*Items from an interface collection*.
------------------------------------------------------------

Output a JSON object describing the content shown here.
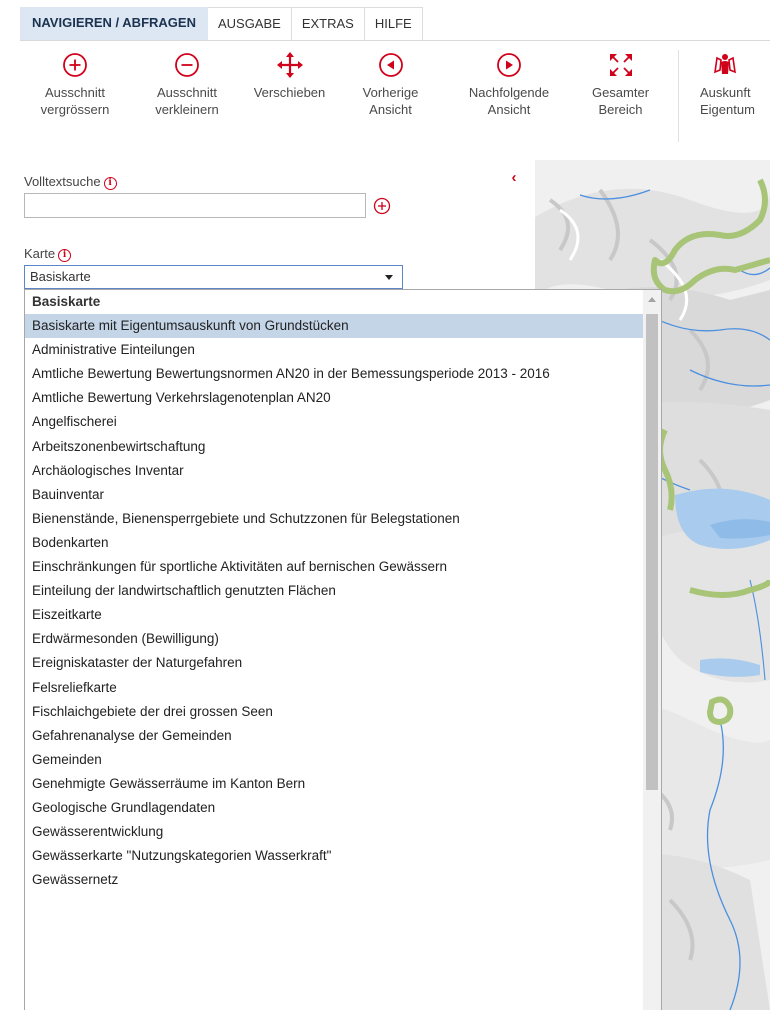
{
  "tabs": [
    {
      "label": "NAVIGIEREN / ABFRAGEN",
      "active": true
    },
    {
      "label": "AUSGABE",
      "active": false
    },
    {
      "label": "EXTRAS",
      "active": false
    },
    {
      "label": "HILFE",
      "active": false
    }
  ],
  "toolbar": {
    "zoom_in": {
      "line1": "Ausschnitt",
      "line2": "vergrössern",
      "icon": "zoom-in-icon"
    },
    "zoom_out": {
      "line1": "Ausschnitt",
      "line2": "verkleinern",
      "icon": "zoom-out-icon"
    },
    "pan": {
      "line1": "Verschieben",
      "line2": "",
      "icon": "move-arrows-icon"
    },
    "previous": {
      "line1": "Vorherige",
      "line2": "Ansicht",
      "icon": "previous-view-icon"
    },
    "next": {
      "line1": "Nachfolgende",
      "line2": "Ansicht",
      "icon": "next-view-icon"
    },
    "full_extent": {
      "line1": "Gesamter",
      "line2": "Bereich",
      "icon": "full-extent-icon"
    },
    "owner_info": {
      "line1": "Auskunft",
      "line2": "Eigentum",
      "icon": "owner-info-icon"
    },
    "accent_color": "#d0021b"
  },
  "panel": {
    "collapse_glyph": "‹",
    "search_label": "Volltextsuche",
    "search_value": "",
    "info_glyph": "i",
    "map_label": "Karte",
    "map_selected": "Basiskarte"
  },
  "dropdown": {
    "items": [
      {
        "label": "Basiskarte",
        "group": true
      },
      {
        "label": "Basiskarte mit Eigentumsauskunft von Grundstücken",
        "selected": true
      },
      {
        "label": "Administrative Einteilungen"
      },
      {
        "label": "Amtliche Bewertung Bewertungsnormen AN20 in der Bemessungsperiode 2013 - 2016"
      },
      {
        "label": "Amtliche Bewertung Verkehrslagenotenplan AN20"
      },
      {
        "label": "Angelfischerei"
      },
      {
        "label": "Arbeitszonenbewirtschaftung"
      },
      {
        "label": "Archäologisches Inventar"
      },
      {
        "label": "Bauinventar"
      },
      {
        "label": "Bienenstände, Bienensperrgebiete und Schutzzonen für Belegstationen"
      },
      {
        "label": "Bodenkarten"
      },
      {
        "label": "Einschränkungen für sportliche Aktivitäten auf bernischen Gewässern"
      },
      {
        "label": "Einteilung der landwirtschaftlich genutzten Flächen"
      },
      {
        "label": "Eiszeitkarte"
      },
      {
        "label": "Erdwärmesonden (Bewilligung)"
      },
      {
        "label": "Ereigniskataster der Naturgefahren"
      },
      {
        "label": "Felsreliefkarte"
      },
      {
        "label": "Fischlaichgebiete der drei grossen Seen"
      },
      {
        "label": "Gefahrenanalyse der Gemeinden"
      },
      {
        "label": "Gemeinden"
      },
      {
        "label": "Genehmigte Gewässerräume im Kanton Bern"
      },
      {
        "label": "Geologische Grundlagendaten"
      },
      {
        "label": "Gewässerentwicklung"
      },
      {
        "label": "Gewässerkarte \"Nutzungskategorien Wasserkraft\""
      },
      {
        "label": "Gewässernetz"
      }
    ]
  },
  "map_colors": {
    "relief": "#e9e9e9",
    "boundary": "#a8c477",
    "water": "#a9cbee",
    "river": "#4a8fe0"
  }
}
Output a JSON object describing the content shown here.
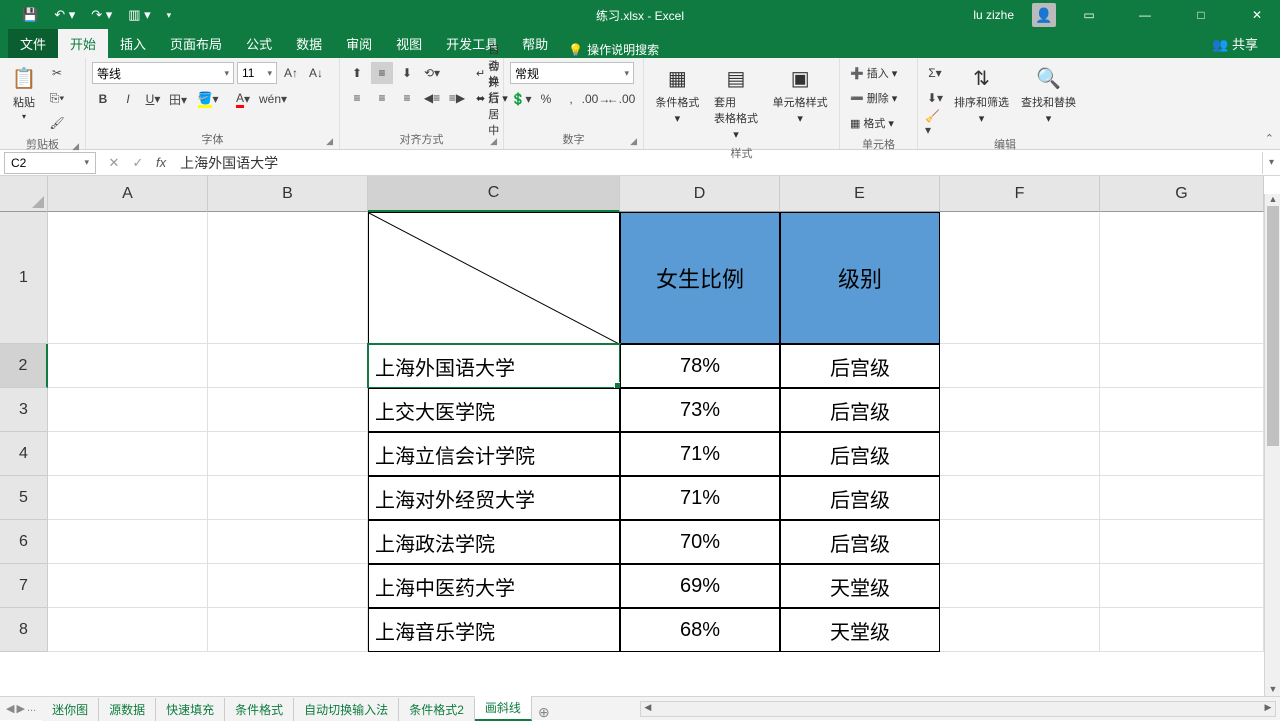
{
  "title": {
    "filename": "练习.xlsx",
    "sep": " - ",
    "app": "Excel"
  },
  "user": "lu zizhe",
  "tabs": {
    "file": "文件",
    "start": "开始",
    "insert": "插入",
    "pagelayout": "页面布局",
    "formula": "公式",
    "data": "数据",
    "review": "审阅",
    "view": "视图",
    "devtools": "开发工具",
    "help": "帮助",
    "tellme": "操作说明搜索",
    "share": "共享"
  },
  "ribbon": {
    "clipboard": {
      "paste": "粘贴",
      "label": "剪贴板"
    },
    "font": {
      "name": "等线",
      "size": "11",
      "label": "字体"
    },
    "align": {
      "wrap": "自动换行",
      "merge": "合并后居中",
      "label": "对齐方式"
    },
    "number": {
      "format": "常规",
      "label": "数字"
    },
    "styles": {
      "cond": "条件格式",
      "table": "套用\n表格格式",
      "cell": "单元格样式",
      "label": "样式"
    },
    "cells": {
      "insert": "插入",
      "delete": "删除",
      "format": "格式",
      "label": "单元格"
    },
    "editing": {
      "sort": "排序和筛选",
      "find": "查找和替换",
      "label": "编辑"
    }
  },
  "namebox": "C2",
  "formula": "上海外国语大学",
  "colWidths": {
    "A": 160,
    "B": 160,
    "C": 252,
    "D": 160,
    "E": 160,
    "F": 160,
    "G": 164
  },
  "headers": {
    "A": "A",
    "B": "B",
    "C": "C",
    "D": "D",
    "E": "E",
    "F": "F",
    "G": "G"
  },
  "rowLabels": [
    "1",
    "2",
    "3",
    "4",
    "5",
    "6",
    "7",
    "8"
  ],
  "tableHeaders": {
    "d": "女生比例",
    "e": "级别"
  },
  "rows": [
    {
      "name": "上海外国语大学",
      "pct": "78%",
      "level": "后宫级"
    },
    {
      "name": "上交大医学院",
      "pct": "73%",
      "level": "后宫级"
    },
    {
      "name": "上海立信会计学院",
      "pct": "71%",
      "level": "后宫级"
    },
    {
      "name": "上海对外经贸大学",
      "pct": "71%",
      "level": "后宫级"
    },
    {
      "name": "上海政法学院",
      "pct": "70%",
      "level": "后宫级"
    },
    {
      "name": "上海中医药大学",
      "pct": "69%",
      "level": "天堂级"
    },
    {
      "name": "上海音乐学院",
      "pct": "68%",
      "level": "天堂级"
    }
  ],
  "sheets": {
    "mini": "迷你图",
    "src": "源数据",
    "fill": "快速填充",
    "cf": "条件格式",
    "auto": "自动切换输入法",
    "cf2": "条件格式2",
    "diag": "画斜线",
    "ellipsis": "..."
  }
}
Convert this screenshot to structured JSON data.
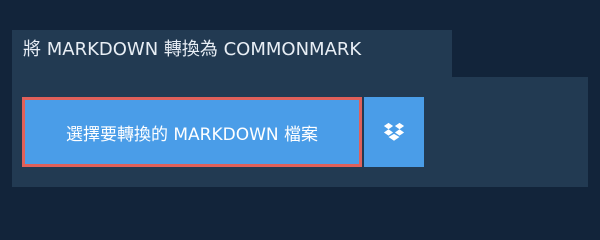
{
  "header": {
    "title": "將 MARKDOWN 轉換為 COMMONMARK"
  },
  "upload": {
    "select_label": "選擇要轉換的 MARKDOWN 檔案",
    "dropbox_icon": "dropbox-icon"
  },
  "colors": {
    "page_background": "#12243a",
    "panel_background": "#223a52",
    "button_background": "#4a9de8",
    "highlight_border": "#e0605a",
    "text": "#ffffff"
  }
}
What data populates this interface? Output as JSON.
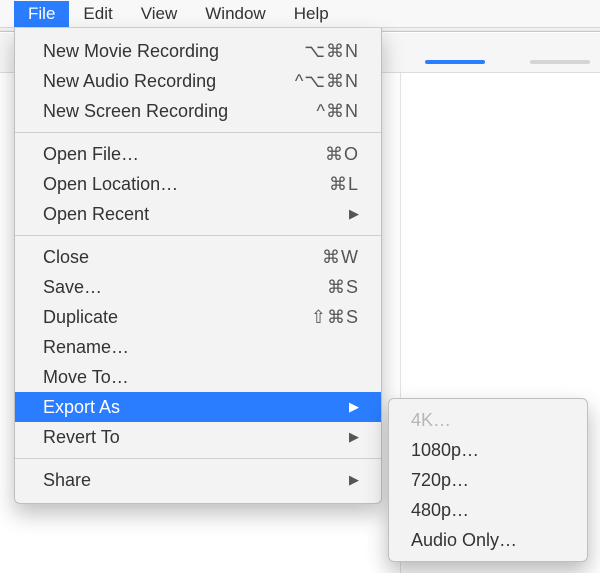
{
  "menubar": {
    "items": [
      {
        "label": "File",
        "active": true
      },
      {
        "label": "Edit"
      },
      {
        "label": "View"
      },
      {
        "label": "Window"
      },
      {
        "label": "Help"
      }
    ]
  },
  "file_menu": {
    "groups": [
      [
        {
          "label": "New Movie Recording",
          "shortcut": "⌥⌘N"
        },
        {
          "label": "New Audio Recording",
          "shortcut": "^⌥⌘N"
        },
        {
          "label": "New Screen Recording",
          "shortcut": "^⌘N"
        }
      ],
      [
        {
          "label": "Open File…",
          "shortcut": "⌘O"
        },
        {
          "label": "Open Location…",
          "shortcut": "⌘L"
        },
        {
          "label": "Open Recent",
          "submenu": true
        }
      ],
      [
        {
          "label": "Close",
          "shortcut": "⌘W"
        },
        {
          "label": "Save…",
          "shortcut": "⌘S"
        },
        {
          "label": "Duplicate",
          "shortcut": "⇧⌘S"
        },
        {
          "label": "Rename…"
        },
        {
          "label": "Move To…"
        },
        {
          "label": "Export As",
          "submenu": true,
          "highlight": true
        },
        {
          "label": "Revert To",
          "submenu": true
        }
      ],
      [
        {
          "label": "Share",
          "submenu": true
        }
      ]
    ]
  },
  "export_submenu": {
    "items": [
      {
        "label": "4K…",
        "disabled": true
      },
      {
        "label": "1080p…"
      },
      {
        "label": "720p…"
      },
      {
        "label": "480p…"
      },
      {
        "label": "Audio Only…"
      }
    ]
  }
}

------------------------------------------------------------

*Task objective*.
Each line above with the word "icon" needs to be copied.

*Your response*.
      "icon": "zoom-in-icon"
      "icon": "zoom-out-icon"
      "icon": "move-arrows-icon"
      "icon": "previous-view-icon"
      "icon": "next-view-icon"
      "icon": "full-extent-icon"
      "icon": "owner-info-icon"
    "dropbox_icon": "dropbox-icon"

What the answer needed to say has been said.